**Work order:**
Every entry below must be repeated exactly; skip the pictures.

......

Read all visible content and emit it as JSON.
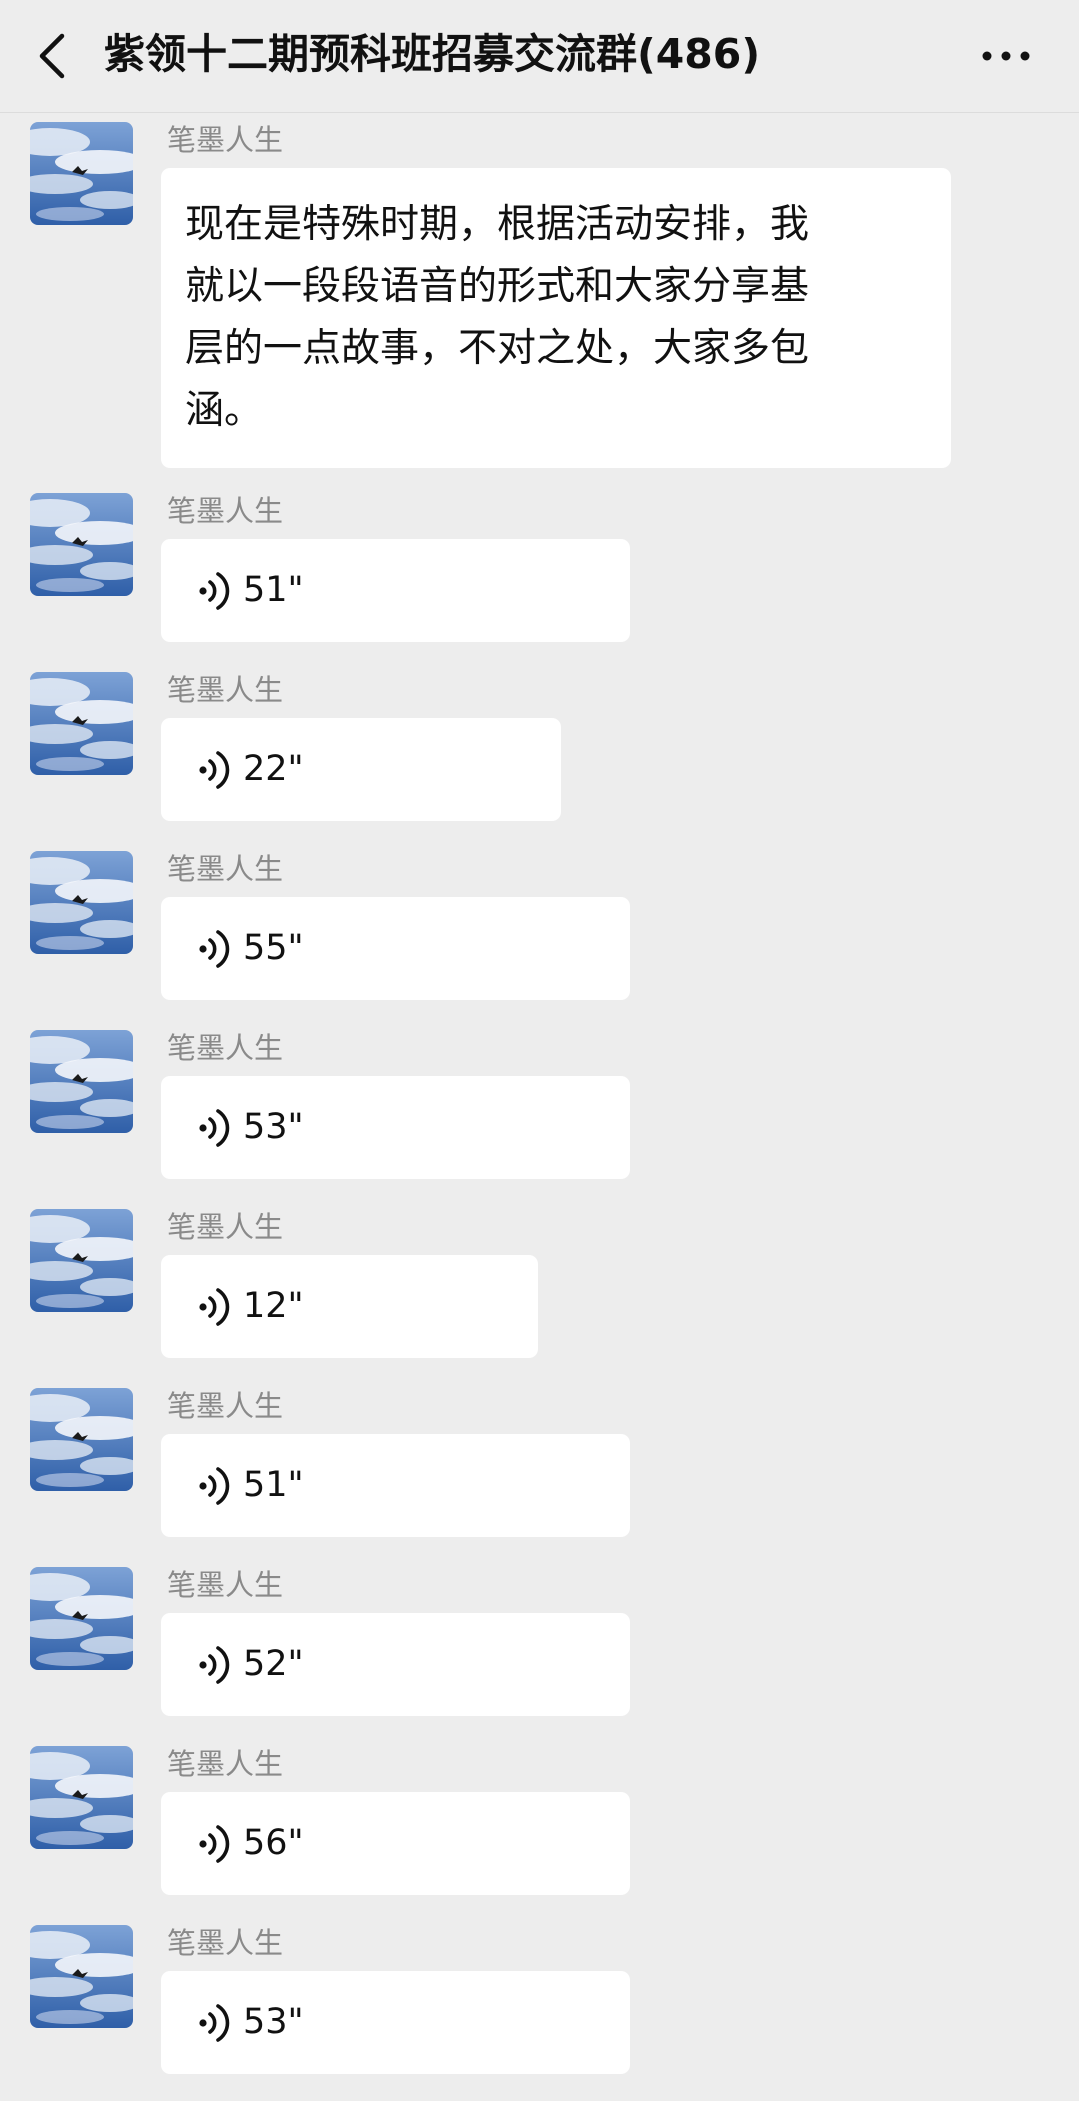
{
  "header": {
    "title": "紫领十二期预科班招募交流群(486)",
    "back_icon": "chevron-left-icon",
    "more_icon": "more-dots-icon"
  },
  "colors": {
    "background": "#ededed",
    "bubble": "#ffffff",
    "sender_name": "#8a8a8a",
    "text": "#111111"
  },
  "messages": [
    {
      "sender": "笔墨人生",
      "type": "text",
      "text": "现在是特殊时期，根据活动安排，我\n就以一段段语音的形式和大家分享基\n层的一点故事，不对之处，大家多包\n涵。"
    },
    {
      "sender": "笔墨人生",
      "type": "voice",
      "duration": "51\""
    },
    {
      "sender": "笔墨人生",
      "type": "voice",
      "duration": "22\""
    },
    {
      "sender": "笔墨人生",
      "type": "voice",
      "duration": "55\""
    },
    {
      "sender": "笔墨人生",
      "type": "voice",
      "duration": "53\""
    },
    {
      "sender": "笔墨人生",
      "type": "voice",
      "duration": "12\""
    },
    {
      "sender": "笔墨人生",
      "type": "voice",
      "duration": "51\""
    },
    {
      "sender": "笔墨人生",
      "type": "voice",
      "duration": "52\""
    },
    {
      "sender": "笔墨人生",
      "type": "voice",
      "duration": "56\""
    },
    {
      "sender": "笔墨人生",
      "type": "voice",
      "duration": "53\""
    }
  ]
}
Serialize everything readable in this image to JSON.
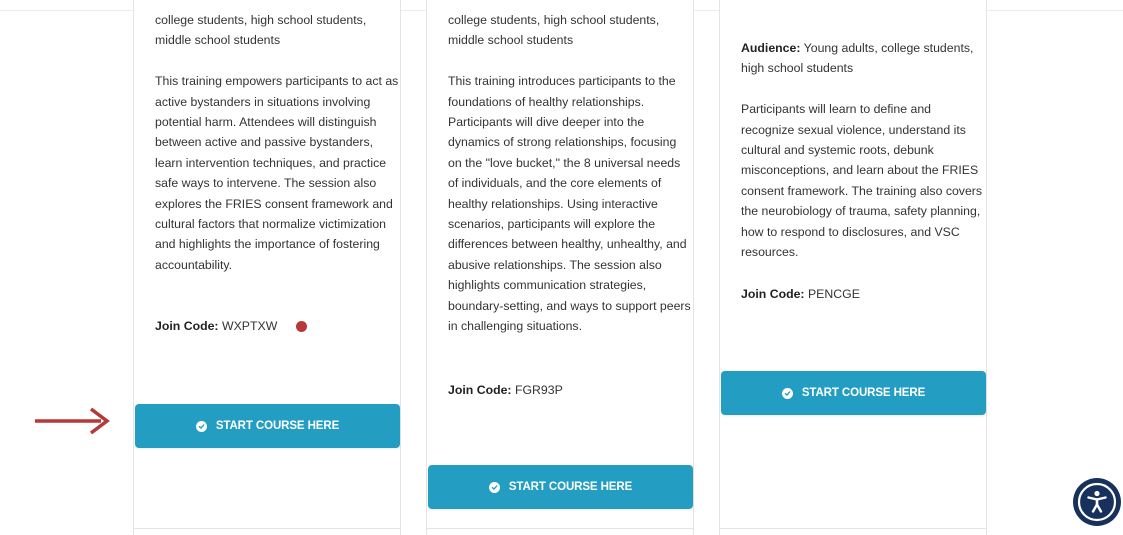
{
  "cards": [
    {
      "audience_tail": "college students, high school students, middle school students",
      "description": "This training empowers participants to act as active bystanders in situations involving potential harm. Attendees will distinguish between active and passive bystanders, learn intervention techniques, and practice safe ways to intervene. The session also explores the FRIES consent framework and cultural factors that normalize victimization and highlights the importance of fostering accountability.",
      "join_label": "Join Code:",
      "join_code": "WXPTXW",
      "button_label": "START COURSE HERE"
    },
    {
      "audience_tail": "college students, high school students, middle school students",
      "description": "This training introduces participants to the foundations of healthy relationships. Participants will dive deeper into the dynamics of strong relationships, focusing on the \"love bucket,\" the 8 universal needs of individuals, and the core elements of healthy relationships. Using interactive scenarios, participants will explore the differences between healthy, unhealthy, and abusive relationships. The session also highlights communication strategies, boundary-setting, and ways to support peers in challenging situations.",
      "join_label": "Join Code:",
      "join_code": "FGR93P",
      "button_label": "START COURSE HERE"
    },
    {
      "audience_label": "Audience:",
      "audience_value": "Young adults, college students, high school students",
      "description": "Participants will learn to define and recognize sexual violence, understand its cultural and systemic roots, debunk misconceptions, and learn about the FRIES consent framework. The training also covers the neurobiology of trauma, safety planning, how to respond to disclosures, and VSC resources.",
      "join_label": "Join Code:",
      "join_code": "PENCGE",
      "button_label": "START COURSE HERE"
    }
  ],
  "colors": {
    "button": "#239ec2",
    "annotation_red": "#b63838",
    "accessibility": "#17305c"
  },
  "icons": {
    "button_icon": "check-circle-icon",
    "annotation_arrow": "arrow-right-icon",
    "accessibility": "accessibility-icon"
  }
}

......

**Answer to this exercise:**
Read all visible content and emit it as JSON.
{
  "header": {
    "title": "紫领十二期预科班招募交流群(486)",
    "back_icon": "chevron-left-icon",
    "more_icon": "more-dots-icon"
  },
  "colors": {
    "background": "#ededed",
    "bubble": "#ffffff",
    "sender_name": "#8a8a8a",
    "text": "#111111"
  },
  "messages": [
    {
      "sender": "笔墨人生",
      "type": "text",
      "text": "现在是特殊时期，根据活动安排，我\n就以一段段语音的形式和大家分享基\n层的一点故事，不对之处，大家多包\n涵。"
    },
    {
      "sender": "笔墨人生",
      "type": "voice",
      "duration": "51\""
    },
    {
      "sender": "笔墨人生",
      "type": "voice",
      "duration": "22\""
    },
    {
      "sender": "笔墨人生",
      "type": "voice",
      "duration": "55\""
    },
    {
      "sender": "笔墨人生",
      "type": "voice",
      "duration": "53\""
    },
    {
      "sender": "笔墨人生",
      "type": "voice",
      "duration": "12\""
    },
    {
      "sender": "笔墨人生",
      "type": "voice",
      "duration": "51\""
    },
    {
      "sender": "笔墨人生",
      "type": "voice",
      "duration": "52\""
    },
    {
      "sender": "笔墨人生",
      "type": "voice",
      "duration": "56\""
    },
    {
      "sender": "笔墨人生",
      "type": "voice",
      "duration": "53\""
    }
  ]
}
Serialize everything readable in this image to JSON.
{
  "cards": [
    {
      "audience_tail": "college students, high school students, middle school students",
      "description": "This training empowers participants to act as active bystanders in situations involving potential harm. Attendees will distinguish between active and passive bystanders, learn intervention techniques, and practice safe ways to intervene. The session also explores the FRIES consent framework and cultural factors that normalize victimization and highlights the importance of fostering accountability.",
      "join_label": "Join Code:",
      "join_code": "WXPTXW",
      "button_label": "START COURSE HERE"
    },
    {
      "audience_tail": "college students, high school students, middle school students",
      "description": "This training introduces participants to the foundations of healthy relationships. Participants will dive deeper into the dynamics of strong relationships, focusing on the \"love bucket,\" the 8 universal needs of individuals, and the core elements of healthy relationships. Using interactive scenarios, participants will explore the differences between healthy, unhealthy, and abusive relationships. The session also highlights communication strategies, boundary-setting, and ways to support peers in challenging situations.",
      "join_label": "Join Code:",
      "join_code": "FGR93P",
      "button_label": "START COURSE HERE"
    },
    {
      "audience_label": "Audience:",
      "audience_value": "Young adults, college students, high school students",
      "description": "Participants will learn to define and recognize sexual violence, understand its cultural and systemic roots, debunk misconceptions, and learn about the FRIES consent framework. The training also covers the neurobiology of trauma, safety planning, how to respond to disclosures, and VSC resources.",
      "join_label": "Join Code:",
      "join_code": "PENCGE",
      "button_label": "START COURSE HERE"
    }
  ],
  "colors": {
    "button": "#239ec2",
    "annotation_red": "#b63838",
    "accessibility": "#17305c"
  },
  "icons": {
    "button_icon": "check-circle-icon",
    "annotation_arrow": "arrow-right-icon",
    "accessibility": "accessibility-icon"
  }
}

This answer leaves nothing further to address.